■ TASK GOAL ■
Look below for the line containing "Transcribe this image's"; write out that line and each one after it to the end, exactly, and nothing else.

[[ DATA FOR THE TASK open ]]

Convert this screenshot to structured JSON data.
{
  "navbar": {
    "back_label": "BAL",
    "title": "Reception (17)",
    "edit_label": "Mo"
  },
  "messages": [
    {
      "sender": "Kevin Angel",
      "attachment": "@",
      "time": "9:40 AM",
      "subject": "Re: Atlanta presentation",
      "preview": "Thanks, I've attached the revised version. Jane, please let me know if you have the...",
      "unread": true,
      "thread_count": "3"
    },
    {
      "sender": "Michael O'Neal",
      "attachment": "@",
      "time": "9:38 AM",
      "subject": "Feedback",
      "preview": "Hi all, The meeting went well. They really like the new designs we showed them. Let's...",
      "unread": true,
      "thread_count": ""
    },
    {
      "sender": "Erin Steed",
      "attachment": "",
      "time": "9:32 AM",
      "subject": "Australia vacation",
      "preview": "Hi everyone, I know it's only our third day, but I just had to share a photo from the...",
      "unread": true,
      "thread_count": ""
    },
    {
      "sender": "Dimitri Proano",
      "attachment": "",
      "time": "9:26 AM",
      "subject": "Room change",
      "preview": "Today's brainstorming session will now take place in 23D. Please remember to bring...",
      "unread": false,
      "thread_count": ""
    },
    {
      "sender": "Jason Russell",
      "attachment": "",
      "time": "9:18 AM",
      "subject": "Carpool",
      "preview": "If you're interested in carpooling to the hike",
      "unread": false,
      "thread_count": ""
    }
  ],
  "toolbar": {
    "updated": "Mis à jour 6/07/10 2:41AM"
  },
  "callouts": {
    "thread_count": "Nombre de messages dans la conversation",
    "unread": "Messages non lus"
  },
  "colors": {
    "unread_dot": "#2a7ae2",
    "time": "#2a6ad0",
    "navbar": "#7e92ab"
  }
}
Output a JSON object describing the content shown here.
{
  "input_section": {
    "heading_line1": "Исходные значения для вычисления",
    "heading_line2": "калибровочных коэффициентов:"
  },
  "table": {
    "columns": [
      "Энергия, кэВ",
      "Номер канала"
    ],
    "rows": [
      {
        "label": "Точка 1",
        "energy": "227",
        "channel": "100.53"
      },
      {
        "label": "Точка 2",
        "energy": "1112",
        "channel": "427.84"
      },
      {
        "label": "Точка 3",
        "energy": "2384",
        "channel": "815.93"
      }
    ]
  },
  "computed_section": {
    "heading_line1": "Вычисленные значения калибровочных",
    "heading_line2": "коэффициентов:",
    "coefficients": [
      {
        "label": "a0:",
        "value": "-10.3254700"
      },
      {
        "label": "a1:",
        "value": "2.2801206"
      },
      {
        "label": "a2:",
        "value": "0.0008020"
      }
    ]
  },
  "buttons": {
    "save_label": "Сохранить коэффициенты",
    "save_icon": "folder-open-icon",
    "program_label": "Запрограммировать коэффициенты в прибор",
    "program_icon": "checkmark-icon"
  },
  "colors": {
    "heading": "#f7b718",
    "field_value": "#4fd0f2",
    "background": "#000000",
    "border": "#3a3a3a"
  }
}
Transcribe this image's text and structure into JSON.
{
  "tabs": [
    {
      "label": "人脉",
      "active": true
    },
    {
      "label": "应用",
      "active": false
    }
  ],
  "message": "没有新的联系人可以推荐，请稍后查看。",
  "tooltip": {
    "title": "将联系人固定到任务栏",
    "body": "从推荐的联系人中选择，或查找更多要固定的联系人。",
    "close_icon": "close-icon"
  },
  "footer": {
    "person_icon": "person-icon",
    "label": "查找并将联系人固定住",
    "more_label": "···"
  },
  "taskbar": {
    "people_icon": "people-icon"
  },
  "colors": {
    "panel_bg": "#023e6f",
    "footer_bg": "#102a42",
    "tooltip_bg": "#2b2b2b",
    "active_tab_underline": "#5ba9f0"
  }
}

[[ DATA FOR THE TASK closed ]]

■ TASK ANSWER ■
Transcribe this image's text and structure into JSON.
{
  "tabs": [
    {
      "label": "人脉",
      "active": true
    },
    {
      "label": "应用",
      "active": false
    }
  ],
  "message": "没有新的联系人可以推荐，请稍后查看。",
  "tooltip": {
    "title": "将联系人固定到任务栏",
    "body": "从推荐的联系人中选择，或查找更多要固定的联系人。",
    "close_icon": "close-icon"
  },
  "footer": {
    "person_icon": "person-icon",
    "label": "查找并将联系人固定住",
    "more_label": "···"
  },
  "taskbar": {
    "people_icon": "people-icon"
  },
  "colors": {
    "panel_bg": "#023e6f",
    "footer_bg": "#102a42",
    "tooltip_bg": "#2b2b2b",
    "active_tab_underline": "#5ba9f0"
  }
}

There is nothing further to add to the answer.